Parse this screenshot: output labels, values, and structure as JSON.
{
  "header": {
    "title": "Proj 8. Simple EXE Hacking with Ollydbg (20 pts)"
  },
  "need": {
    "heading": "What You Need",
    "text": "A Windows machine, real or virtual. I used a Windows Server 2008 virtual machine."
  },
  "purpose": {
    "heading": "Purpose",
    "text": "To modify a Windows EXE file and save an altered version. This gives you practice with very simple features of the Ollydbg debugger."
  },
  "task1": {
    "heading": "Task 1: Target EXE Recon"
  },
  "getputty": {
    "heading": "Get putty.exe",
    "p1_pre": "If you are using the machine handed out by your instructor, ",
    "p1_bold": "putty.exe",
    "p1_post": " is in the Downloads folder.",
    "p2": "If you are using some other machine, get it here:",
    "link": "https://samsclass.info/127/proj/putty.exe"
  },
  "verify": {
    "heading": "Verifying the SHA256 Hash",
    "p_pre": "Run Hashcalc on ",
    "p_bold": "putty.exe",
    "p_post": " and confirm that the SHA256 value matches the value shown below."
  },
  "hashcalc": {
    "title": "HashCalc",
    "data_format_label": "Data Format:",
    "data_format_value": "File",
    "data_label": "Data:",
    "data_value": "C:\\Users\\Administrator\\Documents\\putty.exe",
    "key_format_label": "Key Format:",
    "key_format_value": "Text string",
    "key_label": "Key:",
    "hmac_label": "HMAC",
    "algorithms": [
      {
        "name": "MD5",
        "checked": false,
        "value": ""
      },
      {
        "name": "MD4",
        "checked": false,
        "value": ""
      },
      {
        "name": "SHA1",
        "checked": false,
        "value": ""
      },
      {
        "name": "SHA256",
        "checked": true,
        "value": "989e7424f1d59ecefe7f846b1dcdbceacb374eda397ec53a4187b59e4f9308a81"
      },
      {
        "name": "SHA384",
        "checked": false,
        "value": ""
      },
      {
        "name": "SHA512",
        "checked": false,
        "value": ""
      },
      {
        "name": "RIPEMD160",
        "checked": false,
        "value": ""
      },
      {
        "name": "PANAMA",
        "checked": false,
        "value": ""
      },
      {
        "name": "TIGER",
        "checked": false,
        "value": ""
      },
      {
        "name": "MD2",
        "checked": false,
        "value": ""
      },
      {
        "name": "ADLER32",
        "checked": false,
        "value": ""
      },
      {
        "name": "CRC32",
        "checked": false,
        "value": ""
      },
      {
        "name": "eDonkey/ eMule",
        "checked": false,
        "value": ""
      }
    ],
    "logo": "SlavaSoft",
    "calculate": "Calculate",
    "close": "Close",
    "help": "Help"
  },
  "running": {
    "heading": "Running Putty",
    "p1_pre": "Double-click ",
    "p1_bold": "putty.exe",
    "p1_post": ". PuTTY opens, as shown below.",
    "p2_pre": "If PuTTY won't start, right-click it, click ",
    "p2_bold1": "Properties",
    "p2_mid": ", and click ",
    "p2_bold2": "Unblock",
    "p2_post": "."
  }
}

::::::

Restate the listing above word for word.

Parse this screenshot: output labels, values, and structure as JSON.
{
  "header": {
    "title": "Proj 8. Simple EXE Hacking with Ollydbg (20 pts)"
  },
  "need": {
    "heading": "What You Need",
    "text": "A Windows machine, real or virtual. I used a Windows Server 2008 virtual machine."
  },
  "purpose": {
    "heading": "Purpose",
    "text": "To modify a Windows EXE file and save an altered version. This gives you practice with very simple features of the Ollydbg debugger."
  },
  "task1": {
    "heading": "Task 1: Target EXE Recon"
  },
  "getputty": {
    "heading": "Get putty.exe",
    "p1_pre": "If you are using the machine handed out by your instructor, ",
    "p1_bold": "putty.exe",
    "p1_post": " is in the Downloads folder.",
    "p2": "If you are using some other machine, get it here:",
    "link": "https://samsclass.info/127/proj/putty.exe"
  },
  "verify": {
    "heading": "Verifying the SHA256 Hash",
    "p_pre": "Run Hashcalc on ",
    "p_bold": "putty.exe",
    "p_post": " and confirm that the SHA256 value matches the value shown below."
  },
  "hashcalc": {
    "title": "HashCalc",
    "data_format_label": "Data Format:",
    "data_format_value": "File",
    "data_label": "Data:",
    "data_value": "C:\\Users\\Administrator\\Documents\\putty.exe",
    "key_format_label": "Key Format:",
    "key_format_value": "Text string",
    "key_label": "Key:",
    "hmac_label": "HMAC",
    "algorithms": [
      {
        "name": "MD5",
        "checked": false,
        "value": ""
      },
      {
        "name": "MD4",
        "checked": false,
        "value": ""
      },
      {
        "name": "SHA1",
        "checked": false,
        "value": ""
      },
      {
        "name": "SHA256",
        "checked": true,
        "value": "989e7424f1d59ecefe7f846b1dcdbceacb374eda397ec53a4187b59e4f9308a81"
      },
      {
        "name": "SHA384",
        "checked": false,
        "value": ""
      },
      {
        "name": "SHA512",
        "checked": false,
        "value": ""
      },
      {
        "name": "RIPEMD160",
        "checked": false,
        "value": ""
      },
      {
        "name": "PANAMA",
        "checked": false,
        "value": ""
      },
      {
        "name": "TIGER",
        "checked": false,
        "value": ""
      },
      {
        "name": "MD2",
        "checked": false,
        "value": ""
      },
      {
        "name": "ADLER32",
        "checked": false,
        "value": ""
      },
      {
        "name": "CRC32",
        "checked": false,
        "value": ""
      },
      {
        "name": "eDonkey/ eMule",
        "checked": false,
        "value": ""
      }
    ],
    "logo": "SlavaSoft",
    "calculate": "Calculate",
    "close": "Close",
    "help": "Help"
  },
  "running": {
    "heading": "Running Putty",
    "p1_pre": "Double-click ",
    "p1_bold": "putty.exe",
    "p1_post": ". PuTTY opens, as shown below.",
    "p2_pre": "If PuTTY won't start, right-click it, click ",
    "p2_bold1": "Properties",
    "p2_mid": ", and click ",
    "p2_bold2": "Unblock",
    "p2_post": "."
  }
}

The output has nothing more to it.